Among the criticisms of the study contained in my FOXNews.com column from last August, I noted that the researchers failed to mention in their write-up the directly relevant, but contradictory, results of an earlier study done by one of the members of the Harvard research team.

Intrigued by the researchers’ omission, Ian Murray and Sam Kazman of the Competitive Enterprise Institute wrote a letter to Journal of the American Medical Association, which was published this Jan. 26 in the journal.

Murray and Kazman wrote, “We were surprised that the [August study] did not discuss or cite the results of an apparently contradictory study [published in Diabetes Care in April 2003] that found that intake of total sugars and different types of sugars [sucrose, fructose, etc.] does not seem to raise the risk of type 2 diabetes (search). This was particularly striking since both articles share a co-author.”

As is its policy, JAMA provided the Harvard researchers the opportunity to respond to CEI’s letter. “[Because the Diabetes Care study] was not directly relevant to our study on soft drinks, we did not consider it an important reference,” responded the Harvard researchers. “The earlier study did not specifically address soda consumption,” they added.
They also wrote that “other studies have suggested” that the human body metabolizes sugar-sweetened beverages differently than sugar-sweetened foods.

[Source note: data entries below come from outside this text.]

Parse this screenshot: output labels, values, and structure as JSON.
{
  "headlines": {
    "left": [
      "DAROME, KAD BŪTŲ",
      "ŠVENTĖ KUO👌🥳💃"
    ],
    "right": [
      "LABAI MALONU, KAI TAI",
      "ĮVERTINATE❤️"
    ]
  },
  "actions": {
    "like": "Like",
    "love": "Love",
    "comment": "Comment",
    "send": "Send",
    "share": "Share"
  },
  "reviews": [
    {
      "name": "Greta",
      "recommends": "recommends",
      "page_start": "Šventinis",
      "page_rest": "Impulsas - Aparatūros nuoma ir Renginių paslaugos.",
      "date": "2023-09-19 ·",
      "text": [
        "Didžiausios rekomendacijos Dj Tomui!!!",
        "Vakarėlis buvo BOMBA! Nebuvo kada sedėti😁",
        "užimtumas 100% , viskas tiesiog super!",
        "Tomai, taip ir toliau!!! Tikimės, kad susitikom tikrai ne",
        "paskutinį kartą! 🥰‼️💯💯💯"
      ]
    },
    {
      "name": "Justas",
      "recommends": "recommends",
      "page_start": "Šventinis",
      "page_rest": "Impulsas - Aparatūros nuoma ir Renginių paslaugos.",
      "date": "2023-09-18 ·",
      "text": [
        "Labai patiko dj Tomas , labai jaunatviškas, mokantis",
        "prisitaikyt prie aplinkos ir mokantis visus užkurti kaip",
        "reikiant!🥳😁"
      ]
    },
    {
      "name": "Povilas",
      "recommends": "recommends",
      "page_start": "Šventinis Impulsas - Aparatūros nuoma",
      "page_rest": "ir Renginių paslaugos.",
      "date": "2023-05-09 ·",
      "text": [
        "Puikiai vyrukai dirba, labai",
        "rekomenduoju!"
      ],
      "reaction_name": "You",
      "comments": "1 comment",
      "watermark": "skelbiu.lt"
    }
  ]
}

With respect to the researchers’ latter point, it may or may not be true that sugar-sweetened beverages are metabolized significantly differently than sugar-sweetened solid foods — that remains to be studied — but that notion is irrelevant in this case because neither the JAMA nor Diabetes Care studies specifically examined the difference, if any, between soft drinks or solid food consumed on an empty stomach.

What is relevant is that the researchers failed to disclose key contradictory data amid their effort to sow panic about soda consumption. The Diabetes Care study did include significant data on soda consumption. The researchers knew it, have now (finally) acknowledged knowing it, and are now trying to downplay its significance by putting out a smokescreen that is not supported by data in either study in question.

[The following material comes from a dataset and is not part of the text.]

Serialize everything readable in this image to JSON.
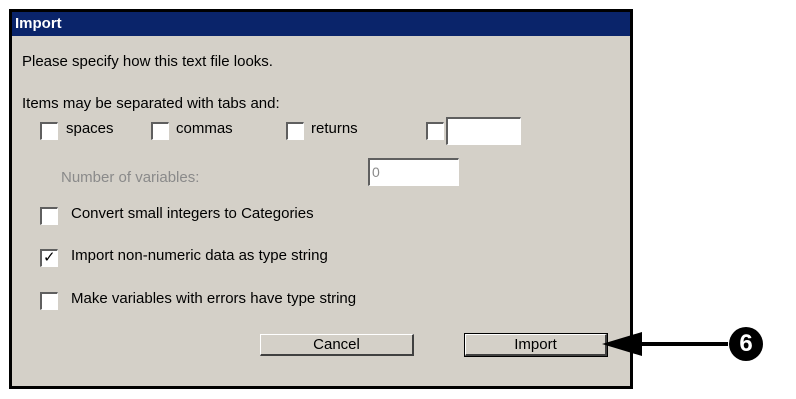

The Harvard researchers tried to further distract JAMA (search ) readers by pointing to two other studies they seem to hope bolsters their soda scare: One study supposedly showed that a school-based educational program discouraging the consumption of sweetened soft drinks reduced obesity in children; another study supposedly showed that “consumption of sugars, mainly in the form of sugar-sweetened soft drinks, resulted in an increase in energy intake and weight in overweight men and women.”

First, neither study has anything to do with the focus of the JAMA and Diabetes Care studies — that is, whether sugar or soda consumption increases diabetes risk. So these references are just misdirection, pure and simple.

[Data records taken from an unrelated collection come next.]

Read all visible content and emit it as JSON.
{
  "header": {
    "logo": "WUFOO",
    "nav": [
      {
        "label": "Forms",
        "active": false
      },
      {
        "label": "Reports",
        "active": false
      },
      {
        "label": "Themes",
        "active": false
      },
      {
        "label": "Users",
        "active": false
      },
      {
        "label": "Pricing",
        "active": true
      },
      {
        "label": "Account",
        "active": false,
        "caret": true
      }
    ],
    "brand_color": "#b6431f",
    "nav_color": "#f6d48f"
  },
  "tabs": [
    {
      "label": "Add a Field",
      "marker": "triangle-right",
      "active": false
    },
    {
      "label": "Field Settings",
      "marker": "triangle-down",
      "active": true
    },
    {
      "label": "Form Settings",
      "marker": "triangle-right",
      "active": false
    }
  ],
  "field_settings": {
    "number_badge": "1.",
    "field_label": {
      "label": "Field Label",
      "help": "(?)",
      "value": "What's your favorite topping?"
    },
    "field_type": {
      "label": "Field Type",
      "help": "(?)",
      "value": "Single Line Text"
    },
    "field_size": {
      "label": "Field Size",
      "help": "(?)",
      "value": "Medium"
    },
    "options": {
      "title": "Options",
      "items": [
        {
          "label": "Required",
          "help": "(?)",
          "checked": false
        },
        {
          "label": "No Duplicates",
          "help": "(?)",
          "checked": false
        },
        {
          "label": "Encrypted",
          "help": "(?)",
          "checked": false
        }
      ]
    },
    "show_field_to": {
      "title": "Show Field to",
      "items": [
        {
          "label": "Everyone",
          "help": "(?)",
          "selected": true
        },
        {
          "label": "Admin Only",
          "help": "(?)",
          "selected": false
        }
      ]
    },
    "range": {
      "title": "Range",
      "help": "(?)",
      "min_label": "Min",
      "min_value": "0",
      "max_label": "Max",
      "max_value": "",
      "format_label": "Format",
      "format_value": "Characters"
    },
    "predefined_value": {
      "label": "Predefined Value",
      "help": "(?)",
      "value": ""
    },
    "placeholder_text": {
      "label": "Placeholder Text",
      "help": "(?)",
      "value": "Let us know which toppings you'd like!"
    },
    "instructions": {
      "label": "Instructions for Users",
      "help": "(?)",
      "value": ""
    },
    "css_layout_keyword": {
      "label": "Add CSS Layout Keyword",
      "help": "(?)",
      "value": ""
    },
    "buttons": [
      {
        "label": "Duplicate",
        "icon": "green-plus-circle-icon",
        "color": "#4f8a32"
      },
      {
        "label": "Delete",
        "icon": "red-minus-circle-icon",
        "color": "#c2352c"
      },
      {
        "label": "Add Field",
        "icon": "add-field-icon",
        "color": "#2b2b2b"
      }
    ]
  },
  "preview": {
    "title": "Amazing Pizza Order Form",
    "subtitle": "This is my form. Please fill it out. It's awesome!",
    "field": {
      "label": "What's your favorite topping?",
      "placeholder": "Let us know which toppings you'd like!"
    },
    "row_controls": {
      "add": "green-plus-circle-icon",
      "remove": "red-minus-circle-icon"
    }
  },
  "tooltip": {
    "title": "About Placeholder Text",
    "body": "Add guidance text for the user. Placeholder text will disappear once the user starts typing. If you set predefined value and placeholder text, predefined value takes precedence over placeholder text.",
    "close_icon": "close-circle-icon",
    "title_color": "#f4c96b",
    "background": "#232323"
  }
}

In the school study, while there appears to have been some reduction in obesity and being overweight among the kids who went through the intervention program, the data do not indicate that consuming fewer sugar-sweetened beverages was the reason. The kids in the intervention group consumed fewer carbonated soft drinks in total, but not fewer sugar sweetened drinks.

In the other study, it’s no wonder the already overweight men and women who drank lots of sugar-sweetened soft drinks gained even more weight than the control subjects in the study — the controls consumed fewer calories because they drank diet sodas instead of sugar-sweetened sodas!

The Harvard researchers have yet to make a credible case that soda consumption increases the risk of type 2 diabetes — but I am becoming quite convinced that they don’t really care about credibility in the first place.

Steven Milloy publishes JunkScience.com and CSRwatch.com, is adjunct scholar at the Cato Institute, and is the author of Junk Science Judo: Self-defense Against Health Scares and Scams (Cato Institute, 2001).

No Beef Behind Red-Meat Cancer Scare

By Steve Milloy
January 14, 2005, FoxNews.com

Eating a hamburger a day can increase your risk of colon cancer, according to a new study. Is it time to switch to chicken, fish or tofu ? Or is time to ask your congressman to check into whether the National Cancer Institute is spending its budget wisely? Continue reading No Beef Behind Red-Meat Cancer Scare